I am writing in support of GB3 - Railroad Workers Solidarity Resolution because, although the “deal” proposed by President Biden and Congress was accepted by union leadership, the struggle for improved working conditions for railroad workers, including the demand for 15 days, continues. The accepted contract did not even include the modest proposal introduced by progressives in the House of Representatives for 7 days of paid sick leave. Unfortunately, Rashida Tlaib was the only DSA member and endorsed Congressperson that voted against this contract. DSA members Alexandria Ocasio-Cortez, Cori Bush, and Jamaal Bowman all voted for the contract, effectively breaking the upcoming strike, and should be considered a blow to the struggle for workers’ rights. It should be demanded of these 3 Congresspersons and DSA members to explain their votes to our organization and to set the precedent that DSA members elected to office must be held accountable to votes and positions that conflict with the DSA platform. The request of NPC to set up a town hall meeting with railroad workers to further build support for their struggle is important for DSA to send the message that the workers have not been forgotten. Their plight for better working conditions is no longer a story for the mainstream media but it continues. After the deal was forced, SMART-TD has begun urging the Biden Administration to issue an executive order to guarantee sick leave in the railroad industry, or alternatively, include guaranteed leave in new safety rules proposed by another executive branch agency, e.g. the DOT. Rank and file railroad workers are also preparing for the next round of contract negotiations scheduled to happen in less than two years. It’s not unheard of for union leaders (union leaders that endorsed pro-business Joe Biden instead of outspoken pro-union candidate Bernie Sanders) to vote against the will of rank and file members and that is what occurred here. BLET - the second largest rail union has already voted their union president out of office. Other unions and union caucuses continue to struggle for better working conditions and as a party that champions itself the party of the Working Class. DSA members, whether elected to office or not, should be held accountable when and required to explain positions taken that are against the platform. Being elected to office does not shield them from criticism or from demands to explain those positions, to allow for better understanding. Additionally, not taking action only further gives DSA critics on the left further ammunition when accusing the party of simply being free labor for the Democratic Party. Please vote in favor and stand in solidarity with railroad workers.

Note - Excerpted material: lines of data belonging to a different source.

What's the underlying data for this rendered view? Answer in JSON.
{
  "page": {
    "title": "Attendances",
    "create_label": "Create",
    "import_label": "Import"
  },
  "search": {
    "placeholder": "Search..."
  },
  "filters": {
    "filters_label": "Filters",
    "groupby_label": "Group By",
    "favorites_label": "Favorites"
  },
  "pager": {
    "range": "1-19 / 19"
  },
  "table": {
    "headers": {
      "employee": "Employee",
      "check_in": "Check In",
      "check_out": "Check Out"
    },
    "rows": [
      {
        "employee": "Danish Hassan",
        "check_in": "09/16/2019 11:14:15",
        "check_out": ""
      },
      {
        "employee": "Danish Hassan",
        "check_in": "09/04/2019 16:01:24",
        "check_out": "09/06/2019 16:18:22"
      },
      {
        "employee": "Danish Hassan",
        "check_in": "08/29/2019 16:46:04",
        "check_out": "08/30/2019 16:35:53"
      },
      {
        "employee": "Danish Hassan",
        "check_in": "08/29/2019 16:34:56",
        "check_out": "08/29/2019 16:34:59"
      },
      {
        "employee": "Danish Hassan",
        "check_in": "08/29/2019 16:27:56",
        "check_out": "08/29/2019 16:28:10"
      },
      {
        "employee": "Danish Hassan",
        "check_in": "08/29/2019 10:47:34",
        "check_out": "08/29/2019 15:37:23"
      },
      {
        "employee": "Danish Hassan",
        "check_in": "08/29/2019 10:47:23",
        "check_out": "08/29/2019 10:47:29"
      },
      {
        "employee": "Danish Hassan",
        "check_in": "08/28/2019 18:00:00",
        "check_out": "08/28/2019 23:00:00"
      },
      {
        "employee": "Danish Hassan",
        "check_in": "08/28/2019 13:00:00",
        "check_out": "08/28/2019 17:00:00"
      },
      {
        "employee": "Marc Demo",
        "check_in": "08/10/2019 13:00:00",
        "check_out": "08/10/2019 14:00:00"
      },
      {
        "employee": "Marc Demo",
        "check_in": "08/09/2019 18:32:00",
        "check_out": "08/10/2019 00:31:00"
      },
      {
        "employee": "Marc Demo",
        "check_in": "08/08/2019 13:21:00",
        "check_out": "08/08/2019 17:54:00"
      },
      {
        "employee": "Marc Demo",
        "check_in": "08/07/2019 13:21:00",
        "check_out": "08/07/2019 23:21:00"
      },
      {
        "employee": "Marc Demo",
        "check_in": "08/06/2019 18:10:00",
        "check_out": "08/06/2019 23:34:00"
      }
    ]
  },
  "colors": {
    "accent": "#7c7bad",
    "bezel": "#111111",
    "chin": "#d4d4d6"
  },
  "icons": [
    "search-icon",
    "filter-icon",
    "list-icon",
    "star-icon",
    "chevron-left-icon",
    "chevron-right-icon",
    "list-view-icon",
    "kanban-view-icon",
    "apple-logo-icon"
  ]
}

Statement by Stuart K. AGAINST the resolution:
I’m writing in opposition to GR3: Solidarity with Railroad Workers Struggling for Sick Leave and Better Working Conditions. This resolution—and the letter that it signs the chapter onto—appears to intervene in a struggle without a clear invitation from the railroad worker unions to do so. The letter requires that the DSA National Political Committee (NPC) take two actions: (a) hold a townhall with DSA members about the railroad strike vote in Congress—which the NPC has already committed to—and (b) calls on three DSA members of Congress to “explain their votes.” During the Metro DC DSA chapter’s general body meeting last Sunday, there did not appear to be any clear evidence that railroad worker unions (i.e., their duly and democratically elected leadership) had officially requested that the DSA NPC make demands of DSA members in Congress. Therefore, this latter demand seems more like an unauthorized intervention in the democratic relationship between a union’s membership and elected officials that union has endorsed. If such an intervention occurred on behalf of members of Metro DC DSA, without the express consent or request of Metro DC DSA’s democratically elected leadership, I doubt we would welcome such an action. As such, I’m urging fellow Metro DC DSA members to vote against GR3.